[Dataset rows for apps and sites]

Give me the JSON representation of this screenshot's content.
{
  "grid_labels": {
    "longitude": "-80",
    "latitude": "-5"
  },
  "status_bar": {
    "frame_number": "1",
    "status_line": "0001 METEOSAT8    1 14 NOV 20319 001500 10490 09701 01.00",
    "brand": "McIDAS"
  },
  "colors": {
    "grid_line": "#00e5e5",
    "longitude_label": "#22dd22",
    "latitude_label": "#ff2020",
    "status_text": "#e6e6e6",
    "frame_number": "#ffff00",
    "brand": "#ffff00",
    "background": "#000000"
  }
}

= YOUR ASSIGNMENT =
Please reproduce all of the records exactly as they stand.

= OUTPUT FOR THIS TASK =
Give me the JSON representation of this screenshot's content.
{
  "grid_labels": {
    "longitude": "-80",
    "latitude": "-5"
  },
  "status_bar": {
    "frame_number": "1",
    "status_line": "0001 METEOSAT8    1 14 NOV 20319 001500 10490 09701 01.00",
    "brand": "McIDAS"
  },
  "colors": {
    "grid_line": "#00e5e5",
    "longitude_label": "#22dd22",
    "latitude_label": "#ff2020",
    "status_text": "#e6e6e6",
    "frame_number": "#ffff00",
    "brand": "#ffff00",
    "background": "#000000"
  }
}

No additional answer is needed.